June 3 question – Writers have secrets! What are one or two of yours, something readers would never know from your work?

Too many to mention. Or am I too overt? If my fiction is taken in isolation then two at least are secrets – and I’m not an alcoholic, even if I was a journalist.

But there’s my Gaming addiction. That’s a secret, invisible in my fiction, yes. As is my disability no thanks to a non-gaming MonSter. However, a sharp reader only has to visit this website and those secrets are trumpeted facts. I never hide those aspects of my life on here – nor my curious approach to writings.

My writing techniques are weird and somewhat capricious, but not secret.

However, a reader would need to dig much deeper for secrets that might contradict my ‘official’ image.

So, who suspects this retired equestrian journalist, whose debut was set against the horse world, is useless on a horse? Unlike my characters who are talented horse people in Spiral of Hooves – well, the main ones. Okay, I’ve ridden and like horses, but as a kid I kept falling off and as I grew up my ability on a horse hardly progressed. I feel safer on the ground.

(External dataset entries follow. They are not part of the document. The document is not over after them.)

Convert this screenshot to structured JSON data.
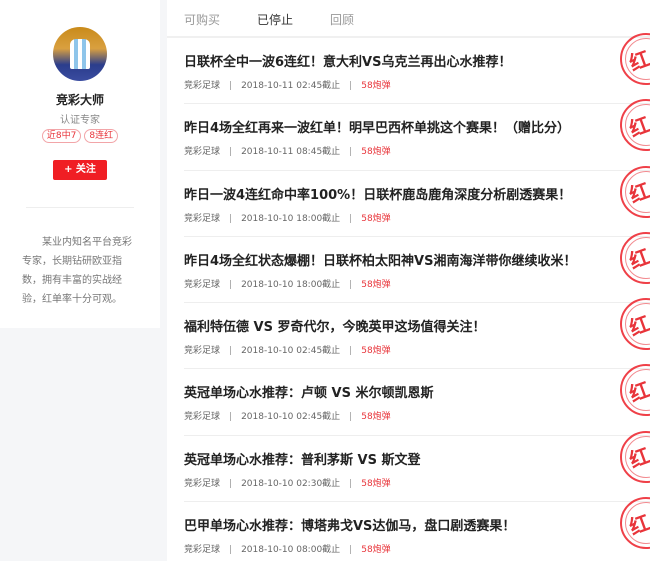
{
  "profile": {
    "name": "竞彩大师",
    "cert": "认证专家",
    "tags": [
      "近8中7",
      "8连红"
    ],
    "follow_label": "+ 关注",
    "description": "某业内知名平台竞彩专家，长期钻研欧亚指数，拥有丰富的实战经验，红单率十分可观。"
  },
  "tabs": [
    {
      "label": "可购买"
    },
    {
      "label": "已停止"
    },
    {
      "label": "回顾"
    }
  ],
  "stamp_text": "红",
  "accent": "#e8343a",
  "items": [
    {
      "title": "日联杯全中一波6连红！意大利VS乌克兰再出心水推荐！",
      "category": "竞彩足球",
      "time": "2018-10-11 02:45截止",
      "cost": "58炮弹"
    },
    {
      "title": "昨日4场全红再来一波红单！明早巴西杯单挑这个赛果！（赠比分）",
      "category": "竞彩足球",
      "time": "2018-10-11 08:45截止",
      "cost": "58炮弹"
    },
    {
      "title": "昨日一波4连红命中率100%！日联杯鹿岛鹿角深度分析剧透赛果！",
      "category": "竞彩足球",
      "time": "2018-10-10 18:00截止",
      "cost": "58炮弹"
    },
    {
      "title": "昨日4场全红状态爆棚！日联杯柏太阳神VS湘南海洋带你继续收米！",
      "category": "竞彩足球",
      "time": "2018-10-10 18:00截止",
      "cost": "58炮弹"
    },
    {
      "title": "福利特伍德 VS 罗奇代尔，今晚英甲这场值得关注！",
      "category": "竞彩足球",
      "time": "2018-10-10 02:45截止",
      "cost": "58炮弹"
    },
    {
      "title": "英冠单场心水推荐：卢顿 VS 米尔顿凯恩斯",
      "category": "竞彩足球",
      "time": "2018-10-10 02:45截止",
      "cost": "58炮弹"
    },
    {
      "title": "英冠单场心水推荐：普利茅斯 VS 斯文登",
      "category": "竞彩足球",
      "time": "2018-10-10 02:30截止",
      "cost": "58炮弹"
    },
    {
      "title": "巴甲单场心水推荐：博塔弗戈VS达伽马，盘口剧透赛果！",
      "category": "竞彩足球",
      "time": "2018-10-10 08:00截止",
      "cost": "58炮弹"
    }
  ]
}
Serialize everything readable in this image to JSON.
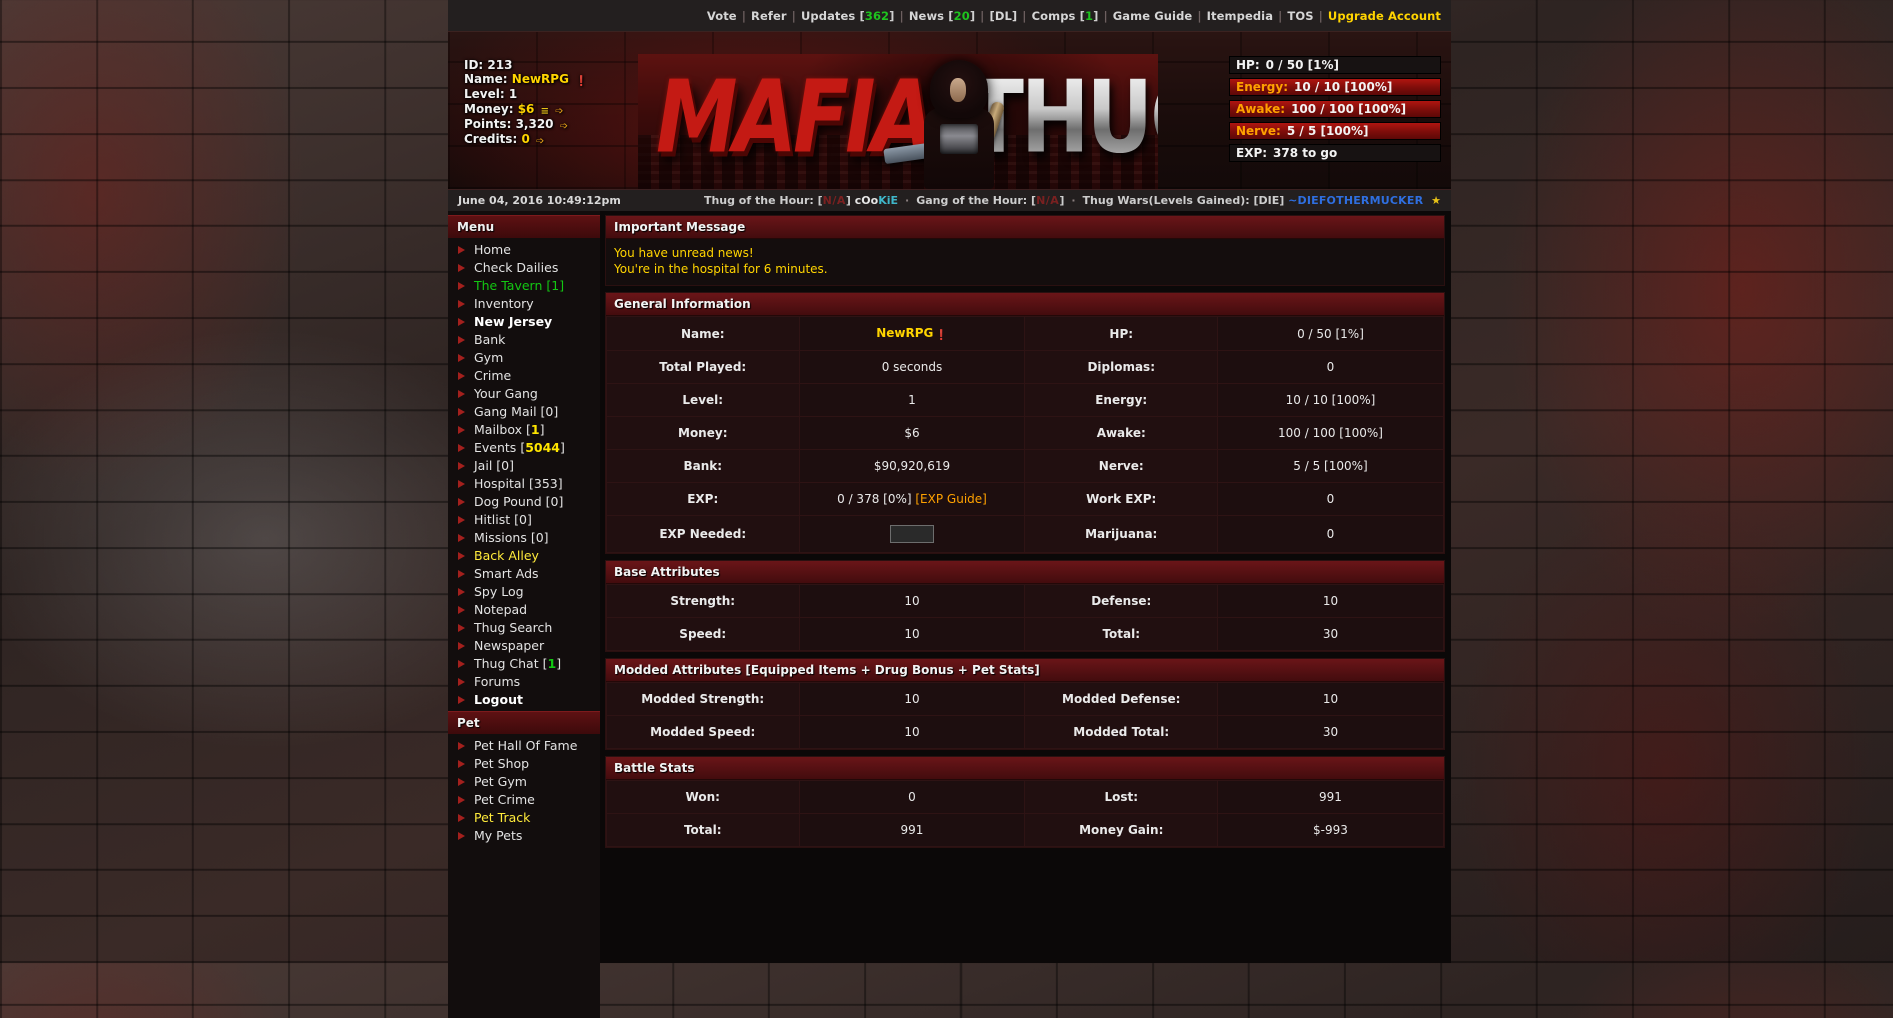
{
  "topnav": {
    "items": [
      {
        "label": "Vote",
        "type": "link"
      },
      {
        "label": "Refer",
        "type": "link"
      },
      {
        "label": "Updates",
        "type": "link",
        "count": "362",
        "count_color": "green"
      },
      {
        "label": "News",
        "type": "link",
        "count": "20",
        "count_color": "green"
      },
      {
        "label": "[DL]",
        "type": "link"
      },
      {
        "label": "Comps",
        "type": "link",
        "count": "1",
        "count_color": "green"
      },
      {
        "label": "Game Guide",
        "type": "link"
      },
      {
        "label": "Itempedia",
        "type": "link"
      },
      {
        "label": "TOS",
        "type": "link"
      },
      {
        "label": "Upgrade Account",
        "type": "link",
        "highlight": "#ffd400"
      }
    ]
  },
  "player": {
    "id_label": "ID:",
    "id_value": "213",
    "name_label": "Name:",
    "name_value": "NewRPG",
    "level_label": "Level:",
    "level_value": "1",
    "money_label": "Money:",
    "money_value": "$6",
    "points_label": "Points:",
    "points_value": "3,320",
    "credits_label": "Credits:",
    "credits_value": "0"
  },
  "logo": {
    "word1": "MAFIA",
    "word2": "THUG"
  },
  "statusbars": [
    {
      "label": "HP:",
      "value": "0 / 50 [1%]",
      "percent": 1,
      "style": "plain"
    },
    {
      "label": "Energy:",
      "value": "10 / 10 [100%]",
      "percent": 100,
      "style": "bar"
    },
    {
      "label": "Awake:",
      "value": "100 / 100 [100%]",
      "percent": 100,
      "style": "bar"
    },
    {
      "label": "Nerve:",
      "value": "5 / 5 [100%]",
      "percent": 100,
      "style": "bar"
    },
    {
      "label": "EXP:",
      "value": "378 to go",
      "percent": 0,
      "style": "plain"
    }
  ],
  "datebar": {
    "datetime": "June 04, 2016 10:49:12pm",
    "thug_of_hour_label": "Thug of the Hour:",
    "thug_of_hour_bracket_open": "[",
    "thug_of_hour_hidden": "N/A",
    "thug_of_hour_bracket_close": "]",
    "thug_of_hour_name_part1": "cOo",
    "thug_of_hour_name_part2": "KiE",
    "gang_of_hour_label": "Gang of the Hour:",
    "gang_of_hour_bracket_open": "[",
    "gang_of_hour_hidden": "N/A",
    "gang_of_hour_bracket_close": "]",
    "thug_wars_label": "Thug Wars(Levels Gained): [DIE]",
    "thug_wars_name": "~DIEFOTHERMUCKER",
    "star": "★",
    "dot": "·"
  },
  "sidebar": {
    "menu_title": "Menu",
    "menu_items": [
      {
        "label": "Home",
        "style": "normal"
      },
      {
        "label": "Check Dailies",
        "style": "normal"
      },
      {
        "label": "The Tavern",
        "style": "green",
        "count": "1",
        "count_style": "plain"
      },
      {
        "label": "Inventory",
        "style": "normal"
      },
      {
        "label": "New Jersey",
        "style": "bold"
      },
      {
        "label": "Bank",
        "style": "normal"
      },
      {
        "label": "Gym",
        "style": "normal"
      },
      {
        "label": "Crime",
        "style": "normal"
      },
      {
        "label": "Your Gang",
        "style": "normal"
      },
      {
        "label": "Gang Mail",
        "style": "normal",
        "count": "0",
        "count_style": "plain"
      },
      {
        "label": "Mailbox",
        "style": "normal",
        "count": "1",
        "count_style": "yellow"
      },
      {
        "label": "Events",
        "style": "normal",
        "count": "5044",
        "count_style": "yellow"
      },
      {
        "label": "Jail",
        "style": "normal",
        "count": "0",
        "count_style": "plain"
      },
      {
        "label": "Hospital",
        "style": "normal",
        "count": "353",
        "count_style": "plain"
      },
      {
        "label": "Dog Pound",
        "style": "normal",
        "count": "0",
        "count_style": "plain"
      },
      {
        "label": "Hitlist",
        "style": "normal",
        "count": "0",
        "count_style": "plain"
      },
      {
        "label": "Missions",
        "style": "normal",
        "count": "0",
        "count_style": "plain"
      },
      {
        "label": "Back Alley",
        "style": "yellow"
      },
      {
        "label": "Smart Ads",
        "style": "normal"
      },
      {
        "label": "Spy Log",
        "style": "normal"
      },
      {
        "label": "Notepad",
        "style": "normal"
      },
      {
        "label": "Thug Search",
        "style": "normal"
      },
      {
        "label": "Newspaper",
        "style": "normal"
      },
      {
        "label": "Thug Chat",
        "style": "normal",
        "count": "1",
        "count_style": "green"
      },
      {
        "label": "Forums",
        "style": "normal"
      },
      {
        "label": "Logout",
        "style": "bold"
      }
    ],
    "pet_title": "Pet",
    "pet_items": [
      {
        "label": "Pet Hall Of Fame",
        "style": "normal"
      },
      {
        "label": "Pet Shop",
        "style": "normal"
      },
      {
        "label": "Pet Gym",
        "style": "normal"
      },
      {
        "label": "Pet Crime",
        "style": "normal"
      },
      {
        "label": "Pet Track",
        "style": "yellow"
      },
      {
        "label": "My Pets",
        "style": "normal"
      }
    ]
  },
  "main": {
    "important_message": {
      "title": "Important Message",
      "lines": [
        "You have unread news!",
        "You're in the hospital for 6 minutes."
      ]
    },
    "general_information": {
      "title": "General Information",
      "rows": [
        {
          "label1": "Name:",
          "value1": "NewRPG",
          "value1_style": "yellow-name",
          "label2": "HP:",
          "value2": "0 / 50 [1%]"
        },
        {
          "label1": "Total Played:",
          "value1": "0 seconds",
          "label2": "Diplomas:",
          "value2": "0"
        },
        {
          "label1": "Level:",
          "value1": "1",
          "label2": "Energy:",
          "value2": "10 / 10 [100%]"
        },
        {
          "label1": "Money:",
          "value1": "$6",
          "label2": "Awake:",
          "value2": "100 / 100 [100%]"
        },
        {
          "label1": "Bank:",
          "value1": "$90,920,619",
          "label2": "Nerve:",
          "value2": "5 / 5 [100%]"
        },
        {
          "label1": "EXP:",
          "value1": "0 / 378 [0%]",
          "value1_link": "[EXP Guide]",
          "value1_style": "exp",
          "label2": "Work EXP:",
          "value2": "0"
        },
        {
          "label1": "EXP Needed:",
          "value1": "",
          "value1_style": "input",
          "label2": "Marijuana:",
          "value2": "0"
        }
      ]
    },
    "base_attributes": {
      "title": "Base Attributes",
      "rows": [
        {
          "label1": "Strength:",
          "value1": "10",
          "label2": "Defense:",
          "value2": "10"
        },
        {
          "label1": "Speed:",
          "value1": "10",
          "label2": "Total:",
          "value2": "30"
        }
      ]
    },
    "modded_attributes": {
      "title": "Modded Attributes [Equipped Items + Drug Bonus + Pet Stats]",
      "rows": [
        {
          "label1": "Modded Strength:",
          "value1": "10",
          "label2": "Modded Defense:",
          "value2": "10"
        },
        {
          "label1": "Modded Speed:",
          "value1": "10",
          "label2": "Modded Total:",
          "value2": "30"
        }
      ]
    },
    "battle_stats": {
      "title": "Battle Stats",
      "rows": [
        {
          "label1": "Won:",
          "value1": "0",
          "label2": "Lost:",
          "value2": "991"
        },
        {
          "label1": "Total:",
          "value1": "991",
          "label2": "Money Gain:",
          "value2": "$-993"
        }
      ]
    }
  },
  "colors": {
    "accent_red": "#6a1518",
    "accent_yellow": "#ffd400",
    "accent_green": "#13c713",
    "panel_bg": "#1b0e0f"
  }
}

Is that why I hate flying? Again, I’ve improved with age – although I took a few long-haul flights across the Atlantic when I was at college in Canada. But even though I know what all the scary noises are – like air brakes – I’m still irrational. Is that believable from someone who wrote a short story in the IWSG Anthology featuring one of the brave Soviet airwomen of World War II? Well, those women are one of my research obsessions – like other Women Heroes of that period.

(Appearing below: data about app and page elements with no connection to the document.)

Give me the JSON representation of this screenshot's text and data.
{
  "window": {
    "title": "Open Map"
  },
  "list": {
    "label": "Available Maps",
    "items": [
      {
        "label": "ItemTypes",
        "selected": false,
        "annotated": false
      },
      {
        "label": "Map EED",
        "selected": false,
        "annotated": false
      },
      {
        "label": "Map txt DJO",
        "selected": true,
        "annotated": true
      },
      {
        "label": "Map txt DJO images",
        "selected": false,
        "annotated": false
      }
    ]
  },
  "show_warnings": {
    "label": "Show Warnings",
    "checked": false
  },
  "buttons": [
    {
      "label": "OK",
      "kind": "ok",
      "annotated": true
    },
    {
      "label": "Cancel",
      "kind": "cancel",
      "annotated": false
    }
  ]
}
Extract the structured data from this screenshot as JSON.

However, there is a clue in Feathered Fire – the MC is afraid of flying.

Stay sensible, safe, and inspired, please

*

The awesome co-hosts  for the June 3 posting of the IWSG are Pat Garcia,J.Q. Rose,andNatalie Aguirre!

How can I be repetitive asking you to agree these guys are the best? Especially as they all have concerns, fears, and insecurities. But they struggle on, so ticker-tape applause for all of them – plus toasts with the best brew available.

Purpose of IWSG: To share and encourage. Writers can express doubts and concerns without fear of appearing foolish or weak. Those who have been through the fire can offer assistance and guidance. It’s a safe haven for insecure writers of all kinds!

Every month, we announce a question that members can answer in their IWSG post. These questions may prompt you to share advice, insight, a personal experience or story. Include your answer to the question in your IWSG post or let it inspire your post if you are struggling with something to say.

Posting: The first Wednesday of every month is officially Insecure Writer’s Support Group day. Post your thoughts on your own blog. Talk about your doubts and the fears you you have conquered. Discuss your struggles and triumphs. Offer a word of encouragement for others who are struggling. Visit others in the group and connect with your fellow writer – aim for a dozen new people each time – and return comments. This group is all about connecting!

Let’s rock the neurotic writing world!

Our Twitter handle is @TheIWSG and hashtag is #IWSG.

Every month, we announce a question that members can answer in their IWSG post. These questions may prompt you to share advice, insight, a personal experience, or story. Include your answer to the question in your IWSG post or let it inspire your post if you are struggling with something to say.